About Tracy Earl Welliver

Tracy Earl Welliver is the Director of Parish Community and Engagement for LPi and an active member of Saint Pius X Catholic Church in Greensboro, North Carolina, where he previously served as Pastoral Associate for 22 years. Saint Pius X received the Archbishop Murphy Award in 2009 from the ICSC. Tracy is a writer, speaker, and teacher in the areas of stewardship, engagement, catechesis, and strengths theory, and has worked with Catholic communities throughout the US, Australia, and New Zealand. You can read Tracy’s Everyday Stewardship column in LPi’s CONNECT!, a bimonthly lectionary-based liturgy preparation publication. His writing can also be read on his Nutshell Blog, The Main Thing Blog, and in contributions to Catholic TechTalk. He also serves on the faculty for the ICSC Stewardship Institutes. Tracy has theology degrees from DeSales University and Duke Divinity School. He has been married 23 years and he and his wife, Mariann, have 3 children.

Working Together

An Everyday Stewardship Reflection for the 6th Sunday of Easter 2017

family

My children could never succeed without their mother and me. That isn’t me thinking too much of ourselves, it is just a fact. No one can find success in life in total isolation. I could never have become who I am today without my parents, various teachers and mentors, and my wife. Truth be told, I probably owe a lot of who I am to my children as well.

I can only imagine the fear and concern of the first disciples when it was apparent that Jesus was not going to be with them much longer. Some probably thought since Jesus had risen from the dead, he might just live with them in the same way forever. But Jesus tried to calm their fears by assuring them, “I will not leave you orphans.” He said He would continue to come to them and that He would send the Spirit to be with them at all times. They would not have to continue what He had started and preach the Good News to the ends of the earth on their own.

We may sometimes feel that we are alone. We may at times try to do too much or show others that we are independent and strong. However, without the help of others, without the help of God, true success will always elude us. Our actions and words can become empty.

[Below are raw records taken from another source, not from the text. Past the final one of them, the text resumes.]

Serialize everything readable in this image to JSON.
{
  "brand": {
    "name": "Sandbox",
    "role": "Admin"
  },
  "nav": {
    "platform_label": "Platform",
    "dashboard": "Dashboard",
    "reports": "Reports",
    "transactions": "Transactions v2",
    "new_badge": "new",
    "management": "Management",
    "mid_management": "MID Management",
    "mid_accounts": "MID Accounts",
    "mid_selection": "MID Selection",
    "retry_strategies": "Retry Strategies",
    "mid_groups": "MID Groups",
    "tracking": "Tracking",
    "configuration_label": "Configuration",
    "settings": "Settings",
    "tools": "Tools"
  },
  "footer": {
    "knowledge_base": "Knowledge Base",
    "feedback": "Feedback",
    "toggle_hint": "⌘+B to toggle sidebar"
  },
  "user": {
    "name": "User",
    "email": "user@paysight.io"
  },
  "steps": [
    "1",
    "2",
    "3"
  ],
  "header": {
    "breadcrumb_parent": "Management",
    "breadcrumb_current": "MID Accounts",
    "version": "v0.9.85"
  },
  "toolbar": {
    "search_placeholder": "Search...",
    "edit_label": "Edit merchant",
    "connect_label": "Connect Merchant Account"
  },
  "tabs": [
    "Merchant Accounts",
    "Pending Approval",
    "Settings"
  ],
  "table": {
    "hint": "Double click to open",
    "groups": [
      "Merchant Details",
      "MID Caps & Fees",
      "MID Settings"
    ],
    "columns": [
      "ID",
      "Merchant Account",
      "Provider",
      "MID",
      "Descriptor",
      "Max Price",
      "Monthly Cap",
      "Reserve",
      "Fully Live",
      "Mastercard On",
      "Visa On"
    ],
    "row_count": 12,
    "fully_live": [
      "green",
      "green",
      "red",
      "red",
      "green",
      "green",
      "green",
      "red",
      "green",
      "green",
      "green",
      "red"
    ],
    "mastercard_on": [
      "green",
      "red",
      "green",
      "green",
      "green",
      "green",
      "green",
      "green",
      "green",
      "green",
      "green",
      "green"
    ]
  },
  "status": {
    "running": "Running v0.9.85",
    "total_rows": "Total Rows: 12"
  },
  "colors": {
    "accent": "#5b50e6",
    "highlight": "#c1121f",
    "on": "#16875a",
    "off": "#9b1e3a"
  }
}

The gifts we have received can either be cultivated in secret and in the shadows, or we can welcome the help that God provides in His Spirit, His community, and the sacraments He gave us. By working together the world will truly know the power of the Risen Lord.

The Value of Your Stewardship

An Everyday Stewardship Reflection for the 5th Sunday of Easter 2017

body of Christ

What do you think is the value of your stewardship? Do you believe that through your actions both great and small that God can touch people, heal them, and change their lives? Too often we can mistakenly assume that what we do, say, or offer can have little effect in the grand scheme of life. We are simply poor sinners in need of salvation so what could we do anyway?

Jesus speaks very powerfully to what can be done by those who believe in Him and follow Him. He says in John’s gospel, “Amen, amen, I say to you, whoever believes in me will do the works that I do, and will do greater ones than these, because I am going to the Father.” Greater ones than these? Think about all the miracles of Jesus recorded in sacred scripture. You and I can do works greater than those?

Theresa of Avila said, “Christ has no body now on earth but yours.” We are Christ to a world that needs Him. It is the Christ in you that responds to the Christ in me. If it were only you alone going about doing good works and deeds, than your stewardship would amount to little. But if you bear the name Christian, and you approach your discipleship seriously, you can truly do greater things. If you understand your stewardship as a way that Jesus works in our world, then this way of life, cultivating and sharing your gifts at every turn, becomes more valuable than all the gold in the world.